Footnote: The ample rainfall of Spring and Summer came to an end in late-August. We had less then 1" of rain during the entire Fall season. This did not materially affect Freddy and Fanny, which are well established with a wide/deep network of roots. Also, they began to go dormant in late-August and their water needs lessen. The same cannot be said for the smaller Fraser Fir. We replacement planted 1000 Fraser Fir in early-September. They were scattered throughout the fields and not under drip irrigation. Probably only a couple hundred survived to Spring 2012.
This year we have again chosen to highlight Freddy Fir, although the corresponding photos for Fanny Fir would be almost identical. They truly are twins. Note that in the Before (left) photo that Freddy is now about eight feet tall, having put on about a two foot leader in our wet spring and early summer. Also note the wild branches pointing toward me. There are many more all the way around, but they don’t show up because of the green background of the tree itself.
In the After (right) photo, Greg has just completed the shearing. Note that Freddy Fir (and Fanny Fir) is now a roughly seven foot tree. Greg had to take about a foot off the leader to maintain symmetry. Also note that the wild branches around the sides have been trimmed to maintain an even conical form.
These photos show Freddy Fir (on the left) and his nearly identical twin sister, Fanny Fir in late fall after they have had their annual shearing. Both had about 24 inches of new leader growth as a result of the cool wet spring conditions. Both leaders were clipped back to about 12-14 inches of new growth. Then the sides were sheared to maintain conical symmetry (see the Christmas Tree Farming Throughout the Year page for examples of shearing). Both are now at or slightly above eight feet in height (the red tag mark on the pole).

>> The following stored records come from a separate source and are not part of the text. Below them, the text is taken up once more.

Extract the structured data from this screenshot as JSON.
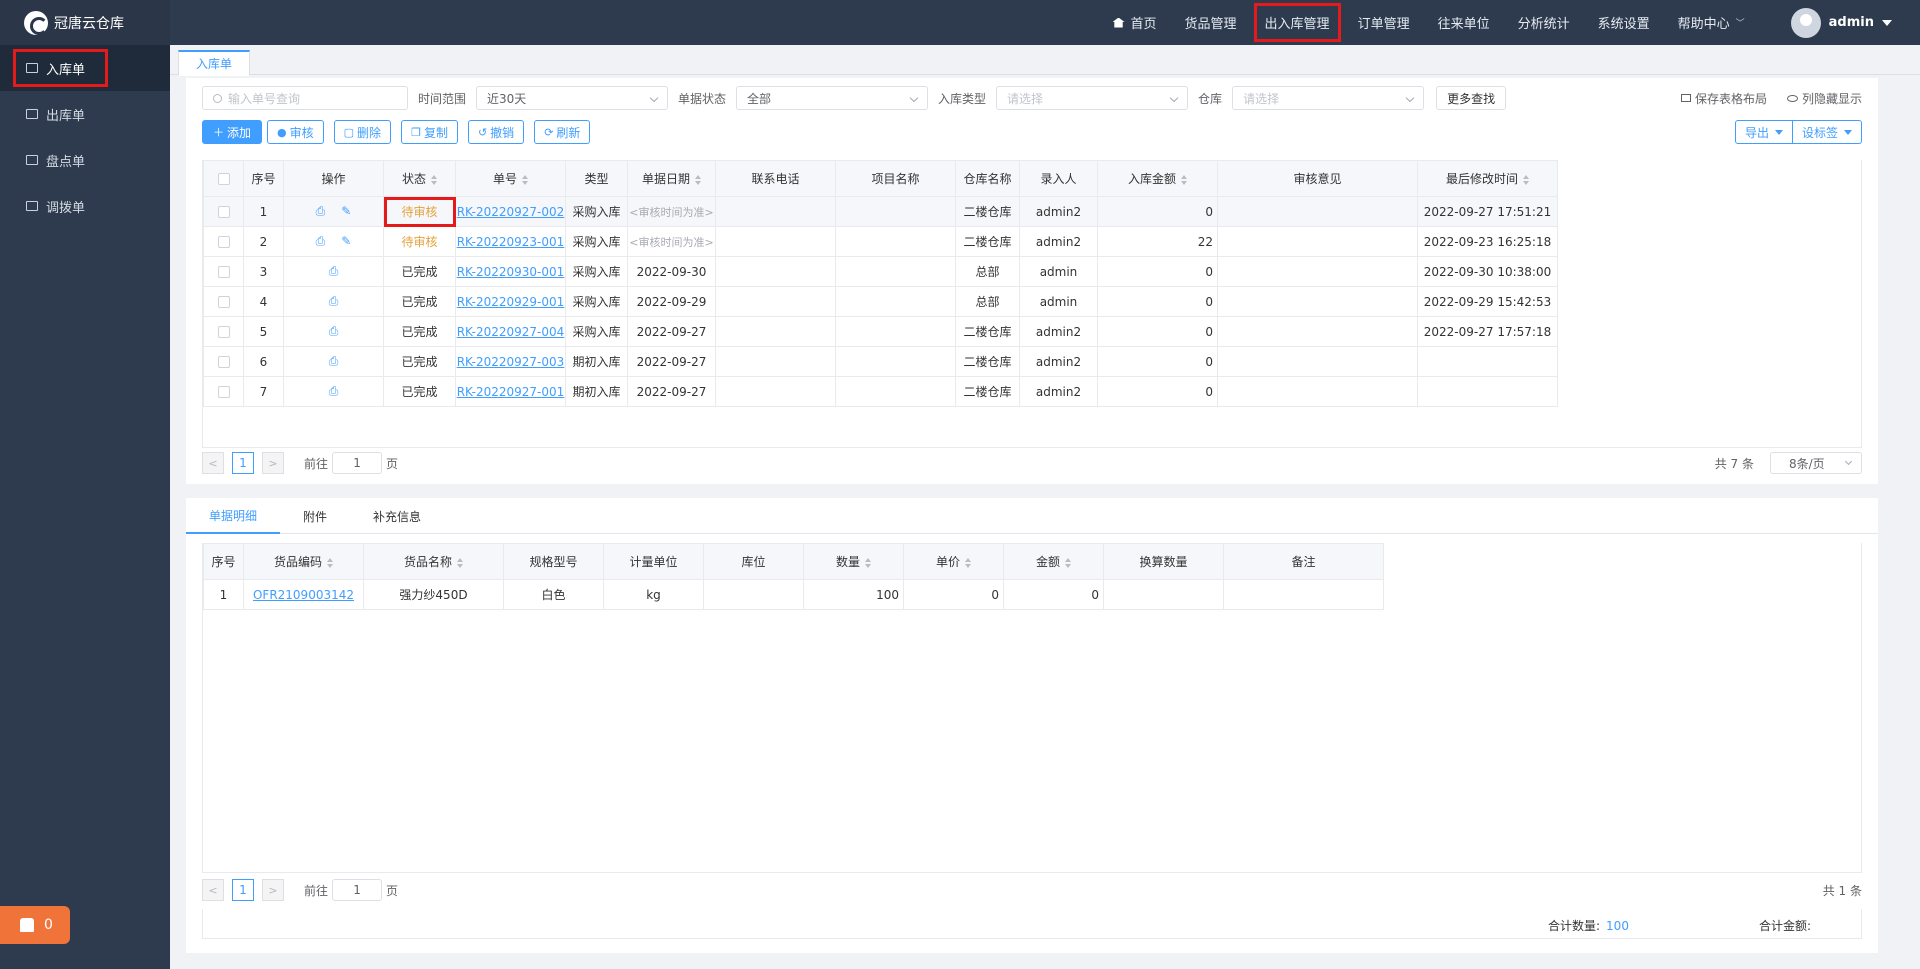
{
  "app": {
    "name": "冠唐云仓库"
  },
  "sidebar": {
    "items": [
      {
        "label": "入库单"
      },
      {
        "label": "出库单"
      },
      {
        "label": "盘点单"
      },
      {
        "label": "调拨单"
      }
    ]
  },
  "alarm": {
    "count": "0"
  },
  "topnav": {
    "items": [
      "首页",
      "货品管理",
      "出入库管理",
      "订单管理",
      "往来单位",
      "分析统计",
      "系统设置",
      "帮助中心"
    ],
    "active": "出入库管理",
    "user": "admin"
  },
  "tabstrip": {
    "active": "入库单"
  },
  "filters": {
    "search_placeholder": "输入单号查询",
    "range_label": "时间范围",
    "range_value": "近30天",
    "status_label": "单据状态",
    "status_value": "全部",
    "type_label": "入库类型",
    "type_placeholder": "请选择",
    "wh_label": "仓库",
    "wh_placeholder": "请选择",
    "more": "更多查找",
    "save_layout": "保存表格布局",
    "toggle_cols": "列隐藏显示"
  },
  "toolbar": {
    "add": "添加",
    "audit": "审核",
    "delete": "删除",
    "copy": "复制",
    "revoke": "撤销",
    "refresh": "刷新",
    "export": "导出",
    "label": "设标签"
  },
  "main_table": {
    "headers": [
      "序号",
      "操作",
      "状态",
      "单号",
      "类型",
      "单据日期",
      "联系电话",
      "项目名称",
      "仓库名称",
      "录入人",
      "入库金额",
      "审核意见",
      "最后修改时间"
    ],
    "rows": [
      {
        "idx": "1",
        "status": "待审核",
        "no": "RK-20220927-002",
        "type": "采购入库",
        "date": "<审核时间为准>",
        "phone": "",
        "project": "",
        "wh": "二楼仓库",
        "user": "admin2",
        "amount": "0",
        "opinion": "",
        "modified": "2022-09-27 17:51:21"
      },
      {
        "idx": "2",
        "status": "待审核",
        "no": "RK-20220923-001",
        "type": "采购入库",
        "date": "<审核时间为准>",
        "phone": "",
        "project": "",
        "wh": "二楼仓库",
        "user": "admin2",
        "amount": "22",
        "opinion": "",
        "modified": "2022-09-23 16:25:18"
      },
      {
        "idx": "3",
        "status": "已完成",
        "no": "RK-20220930-001",
        "type": "采购入库",
        "date": "2022-09-30",
        "phone": "",
        "project": "",
        "wh": "总部",
        "user": "admin",
        "amount": "0",
        "opinion": "",
        "modified": "2022-09-30 10:38:00"
      },
      {
        "idx": "4",
        "status": "已完成",
        "no": "RK-20220929-001",
        "type": "采购入库",
        "date": "2022-09-29",
        "phone": "",
        "project": "",
        "wh": "总部",
        "user": "admin",
        "amount": "0",
        "opinion": "",
        "modified": "2022-09-29 15:42:53"
      },
      {
        "idx": "5",
        "status": "已完成",
        "no": "RK-20220927-004",
        "type": "采购入库",
        "date": "2022-09-27",
        "phone": "",
        "project": "",
        "wh": "二楼仓库",
        "user": "admin2",
        "amount": "0",
        "opinion": "",
        "modified": "2022-09-27 17:57:18"
      },
      {
        "idx": "6",
        "status": "已完成",
        "no": "RK-20220927-003",
        "type": "期初入库",
        "date": "2022-09-27",
        "phone": "",
        "project": "",
        "wh": "二楼仓库",
        "user": "admin2",
        "amount": "0",
        "opinion": "",
        "modified": ""
      },
      {
        "idx": "7",
        "status": "已完成",
        "no": "RK-20220927-001",
        "type": "期初入库",
        "date": "2022-09-27",
        "phone": "",
        "project": "",
        "wh": "二楼仓库",
        "user": "admin2",
        "amount": "0",
        "opinion": "",
        "modified": ""
      }
    ]
  },
  "pager": {
    "page": "1",
    "goto_prefix": "前往",
    "goto_suffix": "页",
    "total": "共 7 条",
    "size": "8条/页"
  },
  "detail_tabs": [
    "单据明细",
    "附件",
    "补充信息"
  ],
  "detail_table": {
    "headers": [
      "序号",
      "货品编码",
      "货品名称",
      "规格型号",
      "计量单位",
      "库位",
      "数量",
      "单价",
      "金额",
      "换算数量",
      "备注"
    ],
    "rows": [
      {
        "idx": "1",
        "code": "OFR2109003142",
        "name": "强力纱450D",
        "spec": "白色",
        "unit": "kg",
        "loc": "",
        "qty": "100",
        "price": "0",
        "amount": "0",
        "conv": "",
        "note": ""
      }
    ]
  },
  "detail_pager": {
    "page": "1",
    "goto_prefix": "前往",
    "goto_suffix": "页",
    "total": "共 1 条"
  },
  "summary": {
    "qty_label": "合计数量:",
    "qty": "100",
    "amount_label": "合计金额:"
  }
}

Next year (year ten Freddy will be cut for display at the Minnesota State Fair as the height limit for entries is nine feet. Fanny will also be cut and on display in our gift shop next Christmas.